• [How to complete this task]
Take the data below and filter it for lines containing the word "from"; show each line found.

• [Data excerpts]
....

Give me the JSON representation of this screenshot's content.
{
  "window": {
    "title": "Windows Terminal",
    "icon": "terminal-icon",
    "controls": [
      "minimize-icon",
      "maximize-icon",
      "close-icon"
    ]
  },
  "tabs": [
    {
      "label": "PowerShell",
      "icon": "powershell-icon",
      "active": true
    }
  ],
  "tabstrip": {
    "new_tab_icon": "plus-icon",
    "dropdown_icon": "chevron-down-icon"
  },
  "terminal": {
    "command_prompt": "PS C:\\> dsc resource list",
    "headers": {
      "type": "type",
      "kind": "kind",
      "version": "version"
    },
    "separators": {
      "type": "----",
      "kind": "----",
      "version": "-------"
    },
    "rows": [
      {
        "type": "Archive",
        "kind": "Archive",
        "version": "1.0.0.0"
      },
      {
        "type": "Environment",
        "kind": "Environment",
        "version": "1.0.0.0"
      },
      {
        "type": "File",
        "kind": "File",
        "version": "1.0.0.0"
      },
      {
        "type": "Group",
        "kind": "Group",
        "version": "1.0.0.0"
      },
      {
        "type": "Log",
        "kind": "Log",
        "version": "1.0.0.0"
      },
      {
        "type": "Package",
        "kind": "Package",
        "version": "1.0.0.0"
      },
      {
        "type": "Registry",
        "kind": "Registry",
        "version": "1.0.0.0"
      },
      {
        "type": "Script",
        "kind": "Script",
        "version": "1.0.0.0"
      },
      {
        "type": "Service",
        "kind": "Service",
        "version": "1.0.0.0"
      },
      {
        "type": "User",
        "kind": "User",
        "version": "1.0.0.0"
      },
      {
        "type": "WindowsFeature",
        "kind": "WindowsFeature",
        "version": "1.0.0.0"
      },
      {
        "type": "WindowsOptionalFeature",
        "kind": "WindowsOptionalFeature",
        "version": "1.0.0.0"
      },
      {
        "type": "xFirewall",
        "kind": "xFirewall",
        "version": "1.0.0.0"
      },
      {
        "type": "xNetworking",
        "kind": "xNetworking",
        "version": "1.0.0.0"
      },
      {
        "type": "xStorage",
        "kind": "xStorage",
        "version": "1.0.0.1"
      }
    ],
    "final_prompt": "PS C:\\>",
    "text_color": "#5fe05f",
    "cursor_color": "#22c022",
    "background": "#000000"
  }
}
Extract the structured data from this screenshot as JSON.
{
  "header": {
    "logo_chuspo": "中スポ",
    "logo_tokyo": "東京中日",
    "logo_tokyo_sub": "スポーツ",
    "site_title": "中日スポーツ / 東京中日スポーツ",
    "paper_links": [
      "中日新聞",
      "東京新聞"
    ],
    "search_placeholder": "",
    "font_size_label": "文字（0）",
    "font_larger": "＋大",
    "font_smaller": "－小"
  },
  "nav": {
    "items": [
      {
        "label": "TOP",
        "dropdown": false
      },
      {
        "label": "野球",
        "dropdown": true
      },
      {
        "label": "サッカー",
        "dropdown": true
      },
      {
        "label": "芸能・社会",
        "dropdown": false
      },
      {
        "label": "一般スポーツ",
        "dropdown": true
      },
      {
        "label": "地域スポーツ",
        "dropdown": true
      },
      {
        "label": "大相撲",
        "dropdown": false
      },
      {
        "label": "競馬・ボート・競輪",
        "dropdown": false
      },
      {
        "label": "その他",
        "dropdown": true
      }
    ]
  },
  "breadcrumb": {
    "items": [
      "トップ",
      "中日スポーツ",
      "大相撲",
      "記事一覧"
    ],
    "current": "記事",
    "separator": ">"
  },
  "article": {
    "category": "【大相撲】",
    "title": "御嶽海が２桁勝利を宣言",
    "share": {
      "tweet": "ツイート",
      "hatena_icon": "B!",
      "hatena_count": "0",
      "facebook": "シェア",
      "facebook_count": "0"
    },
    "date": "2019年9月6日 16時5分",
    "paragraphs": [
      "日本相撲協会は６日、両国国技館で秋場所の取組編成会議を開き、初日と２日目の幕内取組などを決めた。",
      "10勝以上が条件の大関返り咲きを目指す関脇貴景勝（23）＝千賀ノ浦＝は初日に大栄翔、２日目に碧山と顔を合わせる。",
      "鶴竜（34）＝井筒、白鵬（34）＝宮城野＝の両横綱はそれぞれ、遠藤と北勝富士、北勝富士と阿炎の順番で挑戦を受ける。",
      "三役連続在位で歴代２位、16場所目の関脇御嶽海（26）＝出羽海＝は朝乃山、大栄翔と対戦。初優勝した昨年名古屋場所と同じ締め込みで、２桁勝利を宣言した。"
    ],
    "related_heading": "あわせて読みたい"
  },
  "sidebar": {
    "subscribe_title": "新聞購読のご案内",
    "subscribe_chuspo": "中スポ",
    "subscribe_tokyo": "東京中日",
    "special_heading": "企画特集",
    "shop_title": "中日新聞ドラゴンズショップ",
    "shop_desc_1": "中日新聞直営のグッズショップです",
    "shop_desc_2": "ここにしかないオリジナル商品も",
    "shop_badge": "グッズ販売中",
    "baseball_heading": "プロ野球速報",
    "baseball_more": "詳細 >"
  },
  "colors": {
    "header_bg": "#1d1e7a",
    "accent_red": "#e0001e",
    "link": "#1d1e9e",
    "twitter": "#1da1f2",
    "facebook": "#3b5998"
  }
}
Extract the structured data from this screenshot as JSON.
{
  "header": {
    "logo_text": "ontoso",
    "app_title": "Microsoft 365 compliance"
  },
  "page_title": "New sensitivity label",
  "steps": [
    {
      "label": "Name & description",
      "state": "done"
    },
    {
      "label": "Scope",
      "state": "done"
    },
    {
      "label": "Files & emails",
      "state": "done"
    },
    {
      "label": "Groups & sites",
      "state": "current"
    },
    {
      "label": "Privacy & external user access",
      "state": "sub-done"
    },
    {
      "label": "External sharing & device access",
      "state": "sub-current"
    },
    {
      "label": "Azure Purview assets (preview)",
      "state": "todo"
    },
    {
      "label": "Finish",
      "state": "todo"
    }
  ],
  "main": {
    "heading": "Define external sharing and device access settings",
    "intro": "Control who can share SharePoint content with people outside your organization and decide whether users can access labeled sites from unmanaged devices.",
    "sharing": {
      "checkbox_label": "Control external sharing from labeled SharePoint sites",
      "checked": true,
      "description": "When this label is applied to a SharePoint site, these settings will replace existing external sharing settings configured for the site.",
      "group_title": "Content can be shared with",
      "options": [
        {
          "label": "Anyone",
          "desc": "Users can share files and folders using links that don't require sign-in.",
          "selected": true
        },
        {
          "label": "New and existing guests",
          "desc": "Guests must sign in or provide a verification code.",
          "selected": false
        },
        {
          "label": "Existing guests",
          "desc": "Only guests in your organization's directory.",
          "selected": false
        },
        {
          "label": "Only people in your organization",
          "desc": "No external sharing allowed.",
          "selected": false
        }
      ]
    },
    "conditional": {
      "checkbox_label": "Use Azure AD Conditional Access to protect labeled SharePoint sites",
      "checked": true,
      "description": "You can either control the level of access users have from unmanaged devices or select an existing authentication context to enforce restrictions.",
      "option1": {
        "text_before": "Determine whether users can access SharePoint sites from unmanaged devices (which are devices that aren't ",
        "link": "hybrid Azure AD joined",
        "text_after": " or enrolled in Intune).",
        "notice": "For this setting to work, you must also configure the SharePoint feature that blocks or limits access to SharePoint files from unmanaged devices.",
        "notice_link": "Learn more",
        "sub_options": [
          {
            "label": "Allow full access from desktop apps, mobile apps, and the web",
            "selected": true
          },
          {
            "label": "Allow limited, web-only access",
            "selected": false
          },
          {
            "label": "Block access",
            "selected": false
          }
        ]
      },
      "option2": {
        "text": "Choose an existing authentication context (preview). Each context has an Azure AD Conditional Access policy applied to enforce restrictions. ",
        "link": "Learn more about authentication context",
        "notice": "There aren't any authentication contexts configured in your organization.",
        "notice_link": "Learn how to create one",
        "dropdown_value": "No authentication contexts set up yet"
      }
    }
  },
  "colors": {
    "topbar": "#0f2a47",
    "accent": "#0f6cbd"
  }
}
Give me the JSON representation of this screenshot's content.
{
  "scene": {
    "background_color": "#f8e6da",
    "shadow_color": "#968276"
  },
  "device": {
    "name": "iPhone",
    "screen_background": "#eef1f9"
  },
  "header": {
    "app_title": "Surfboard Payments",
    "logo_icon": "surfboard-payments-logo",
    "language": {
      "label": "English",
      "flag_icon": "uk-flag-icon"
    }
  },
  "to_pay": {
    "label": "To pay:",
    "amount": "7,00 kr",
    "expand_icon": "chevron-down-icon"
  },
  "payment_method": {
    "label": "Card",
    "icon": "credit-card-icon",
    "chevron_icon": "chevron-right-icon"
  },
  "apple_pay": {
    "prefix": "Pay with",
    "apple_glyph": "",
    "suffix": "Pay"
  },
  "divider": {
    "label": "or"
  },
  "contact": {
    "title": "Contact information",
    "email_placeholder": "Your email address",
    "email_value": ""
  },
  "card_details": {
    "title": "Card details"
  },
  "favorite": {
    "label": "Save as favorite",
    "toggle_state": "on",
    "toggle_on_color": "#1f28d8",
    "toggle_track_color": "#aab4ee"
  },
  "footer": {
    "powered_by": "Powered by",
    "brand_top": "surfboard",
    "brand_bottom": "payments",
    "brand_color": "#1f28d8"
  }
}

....

• [Response area]
Extract the structured data from this screenshot as JSON.
Extract the structured data from this screenshot as JSON.
    "intro": "Control who can share SharePoint content with people outside your organization and decide whether users can access labeled sites from unmanaged devices.",
      "checkbox_label": "Control external sharing from labeled SharePoint sites",
      "description": "You can either control the level of access users have from unmanaged devices or select an existing authentication context to enforce restrictions.",
        "text_before": "Determine whether users can access SharePoint sites from unmanaged devices (which are devices that aren't ",
        "notice": "For this setting to work, you must also configure the SharePoint feature that blocks or limits access to SharePoint files from unmanaged devices.",
            "label": "Allow full access from desktop apps, mobile apps, and the web",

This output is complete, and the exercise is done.